1. Lois J. Einhorn, Abraham Lincoln, the Orator: Penetrating the Lincoln Legend (Westport, CT: Greenwood Press, 1992), 25, http://www.questia.com/read/27419298.

Cited page

Bookmark this page
The Church in Ancient Society: From Galilee to Gregory the Great
Table of contents

Table of contents

Settings

Settings

Typeface
Text size Smaller Larger
Search within

Search within this book

Look up

Look up a word

  • Dictionary
  • Thesaurus
Please submit a word or phrase above.
Print this page

Print this page

Why can't I print more than one page at a time?

While we understand printed pages are helpful to our users, this limitation is necessary to help protect our publishers' copyrighted material and prevent its unlawful distribution. We are sorry for any inconvenience.
Full screen
/ 730

matching results for page

Cited passage

Style
Citations are available only to our active members.
Sign up now to cite pages or passages in MLA, APA and Chicago citation styles.

"Portraying himself as an honest, ordinary person helped Lincoln identify with his audiences." (Einhorn, 1992, p. 25).

"Portraying himself as an honest, ordinary person helped Lincoln identify with his audiences." (Einhorn 25)

"Portraying himself as an honest, ordinary person helped Lincoln identify with his audiences."1

1. Lois J. Einhorn, Abraham Lincoln, the Orator: Penetrating the Lincoln Legend (Westport, CT: Greenwood Press, 1992), 25, http://www.questia.com/read/27419298.

Cited passage

Welcome to the new Questia Reader

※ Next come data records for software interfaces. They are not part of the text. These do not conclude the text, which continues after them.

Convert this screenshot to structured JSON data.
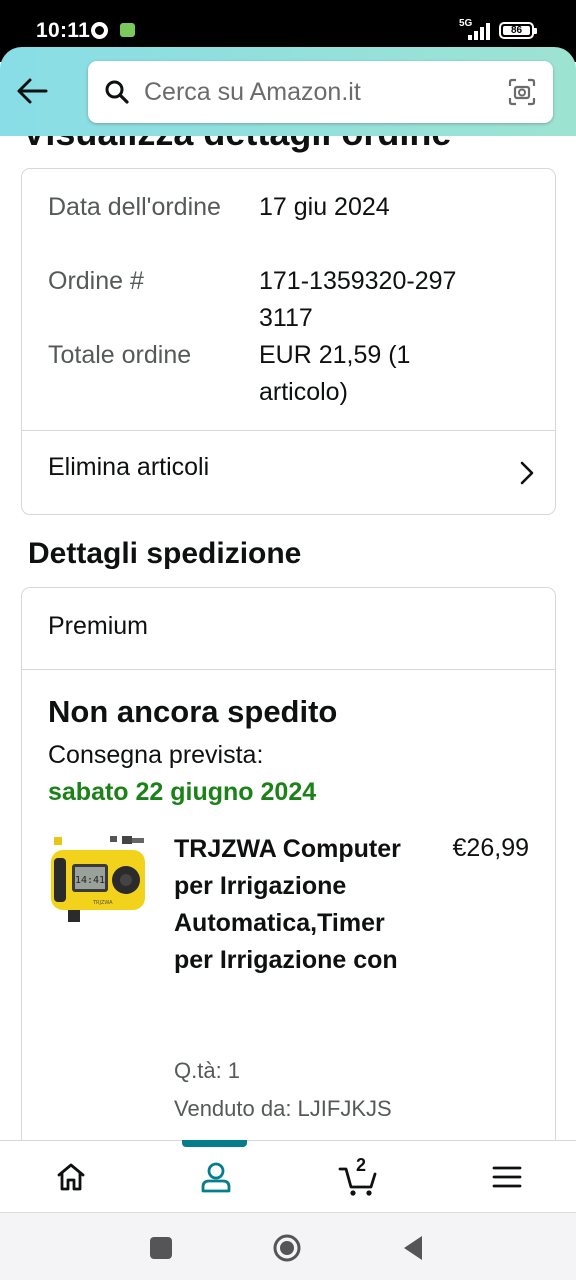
{
  "status_bar": {
    "time": "10:11",
    "network": "5G",
    "battery": "86"
  },
  "header": {
    "search_placeholder": "Cerca su Amazon.it"
  },
  "page": {
    "heading": "Visualizza dettagli ordine"
  },
  "order_summary": {
    "date_label": "Data dell'ordine",
    "date_value": "17 giu 2024",
    "number_label": "Ordine #",
    "number_value": "171-1359320-2973117",
    "total_label": "Totale ordine",
    "total_value": "EUR 21,59 (1 articolo)",
    "remove_items_label": "Elimina articoli"
  },
  "shipping": {
    "section_title": "Dettagli spedizione",
    "method": "Premium",
    "status": "Non ancora spedito",
    "delivery_label": "Consegna prevista:",
    "delivery_date": "sabato 22 giugno 2024",
    "delivery_date_color": "#1a8217",
    "item": {
      "title": "TRJZWA Computer per Irrigazione Automatica,Timer per Irrigazione con",
      "price": "€26,99",
      "quantity": "Q.tà: 1",
      "seller": "Venduto da: LJIFJKJS",
      "thumbnail_color": "#f2d21b"
    }
  },
  "bottom_nav": {
    "items": [
      {
        "icon": "home-icon"
      },
      {
        "icon": "account-icon",
        "active": true
      },
      {
        "icon": "cart-icon",
        "count": "2"
      },
      {
        "icon": "menu-icon"
      }
    ],
    "active_color": "#067d8c"
  },
  "system_nav": [
    "recents-button",
    "home-button",
    "back-button"
  ]
}
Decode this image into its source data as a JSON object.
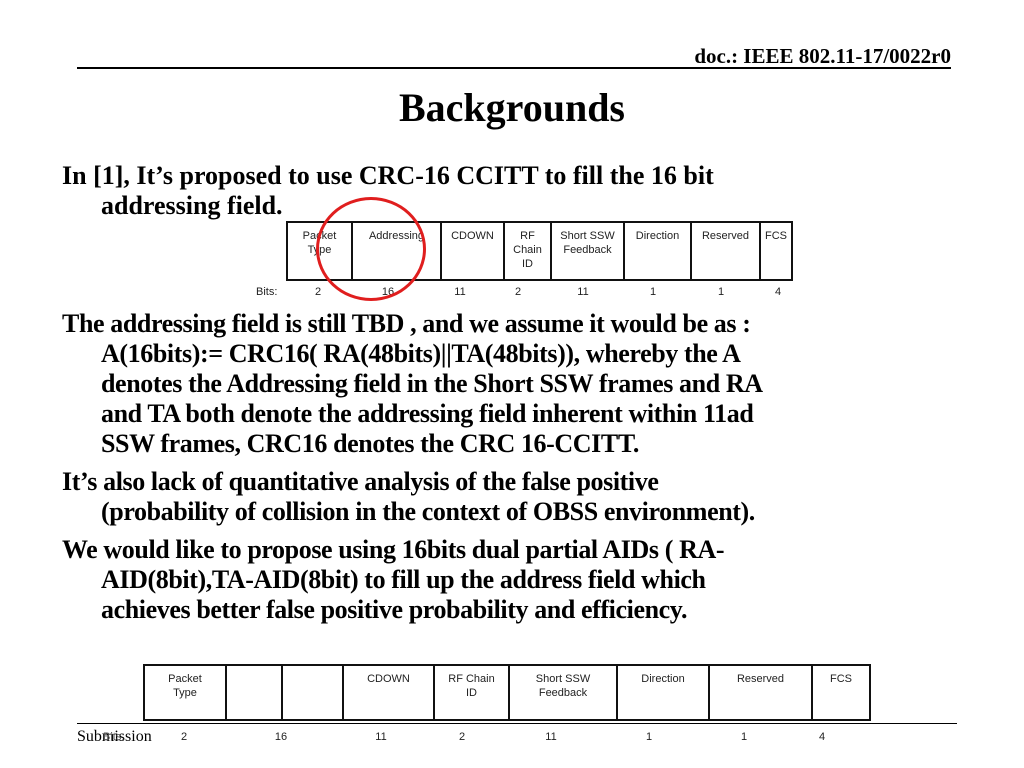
{
  "header": {
    "doc_id": "doc.: IEEE 802.11-17/0022r0"
  },
  "slide": {
    "title": "Backgrounds",
    "paragraphs": [
      {
        "lines": [
          "In [1], It’s  proposed to use CRC-16 CCITT to fill the 16 bit",
          "addressing field."
        ]
      },
      {
        "lines": [
          "The addressing field is still TBD ,  and we assume it would be as :",
          "A(16bits):= CRC16( RA(48bits)||TA(48bits)), whereby the A",
          "denotes the Addressing field in the Short SSW frames and RA",
          "and TA both denote the addressing field inherent within 11ad",
          "SSW frames, CRC16 denotes the CRC 16-CCITT."
        ]
      },
      {
        "lines": [
          "It’s also lack of quantitative analysis of the false positive",
          "(probability of collision in the context of OBSS environment)."
        ]
      },
      {
        "lines": [
          "We would like to propose using 16bits dual partial AIDs ( RA-",
          "AID(8bit),TA-AID(8bit) to fill up the address field which",
          "achieves better false positive probability and efficiency."
        ]
      }
    ]
  },
  "frame_current": {
    "bits_label": "Bits:",
    "fields": [
      {
        "name": "Packet Type",
        "line1": "Packet",
        "line2": "Type",
        "line3": "",
        "bits": "2"
      },
      {
        "name": "Addressing",
        "line1": "Addressing",
        "line2": "",
        "line3": "",
        "bits": "16"
      },
      {
        "name": "CDOWN",
        "line1": "CDOWN",
        "line2": "",
        "line3": "",
        "bits": "11"
      },
      {
        "name": "RF Chain ID",
        "line1": "RF",
        "line2": "Chain",
        "line3": "ID",
        "bits": "2"
      },
      {
        "name": "Short SSW Feedback",
        "line1": "Short SSW",
        "line2": "Feedback",
        "line3": "",
        "bits": "11"
      },
      {
        "name": "Direction",
        "line1": "Direction",
        "line2": "",
        "line3": "",
        "bits": "1"
      },
      {
        "name": "Reserved",
        "line1": "Reserved",
        "line2": "",
        "line3": "",
        "bits": "1"
      },
      {
        "name": "FCS",
        "line1": "FCS",
        "line2": "",
        "line3": "",
        "bits": "4"
      }
    ],
    "highlight": "Addressing",
    "highlight_color": "#e01e1e"
  },
  "frame_proposed": {
    "bits_label": "Bits:",
    "fields": [
      {
        "line1": "Packet",
        "line2": "Type",
        "bits": "2"
      },
      {
        "line1": "",
        "line2": "",
        "bits": ""
      },
      {
        "line1": "",
        "line2": "",
        "bits": "16"
      },
      {
        "line1": "CDOWN",
        "line2": "",
        "bits": "11"
      },
      {
        "line1": "RF Chain",
        "line2": "ID",
        "bits": "2"
      },
      {
        "line1": "Short SSW",
        "line2": "Feedback",
        "bits": "11"
      },
      {
        "line1": "Direction",
        "line2": "",
        "bits": "1"
      },
      {
        "line1": "Reserved",
        "line2": "",
        "bits": "1"
      },
      {
        "line1": "FCS",
        "line2": "",
        "bits": "4"
      }
    ]
  },
  "footer": {
    "label": "Submission"
  }
}
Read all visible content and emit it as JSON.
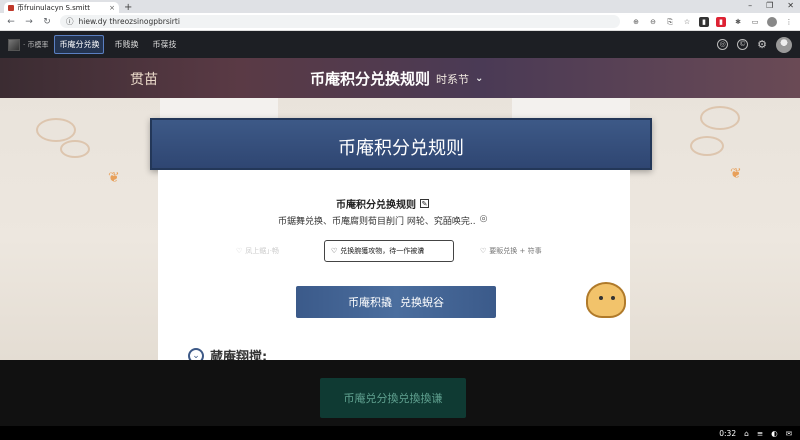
{
  "browser": {
    "tab_title": "币fruinulacyn S.smitt",
    "tab_close": "×",
    "new_tab": "+",
    "url": "hiew.dy threozsinogpbrsirti",
    "window_controls": [
      "–",
      "❐",
      "✕"
    ]
  },
  "site_nav": {
    "logo_text": "· 币模率",
    "items": [
      {
        "label": "币庵分兑换",
        "active": true
      },
      {
        "label": "币贱换",
        "active": false
      },
      {
        "label": "币葆技",
        "active": false
      }
    ]
  },
  "hero": {
    "left_label": "贯苗",
    "title": "币庵积分兑换规则",
    "subtitle": "时系节",
    "chevron": "⌄"
  },
  "banner": {
    "title": "币庵积分兑规则"
  },
  "card": {
    "title": "币庵积分兑换规则",
    "title_icon": "✎",
    "description": "币鋸舞兑换、币庵腐则荀目削门 网轮、究皕唤完.."
  },
  "options": [
    {
      "label": "凤上鋸」·畅",
      "icon": "heart-icon"
    },
    {
      "label": "兑换腕獲攻物，待一作被瀵",
      "icon": "heart-icon"
    },
    {
      "label": "要販兑换 + 符事",
      "icon": "heart-icon"
    }
  ],
  "cta": {
    "label_a": "币庵积撬",
    "label_b": "兑换蜺谷"
  },
  "section": {
    "title": "蒇庵翔搅:"
  },
  "floating_button": {
    "label": "币庵兑分換兑換換谦"
  },
  "taskbar": {
    "time": "0:32",
    "tray": [
      "⌂",
      "≡",
      "◐",
      "✉"
    ]
  },
  "colors": {
    "banner_blue": "#3d5987",
    "nav_bg": "#1d1f24",
    "accent_green": "#0f3a33"
  }
}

The Questia Reader has been updated to provide you with an even better online reading experience.  It is now 100% Responsive, which means you can read our books and articles on any sized device you wish.  All of your favorite tools like notes, highlights, and citations are still here, but the way you select text has been updated to be easier to use, especially on touchscreen devices.  Here's how:

1. Click or tap the first word you want to select.
2. Click or tap the last word you want to select.

OK, got it!

Thanks for trying Questia!

Please continue trying out our research tools, but please note, full functionality is available only to our active members.

Your work will be lost once you leave this Web page.

For full access in an ad-free environment, sign up now for a FREE, 1-day trial.

Already a member? Log in now.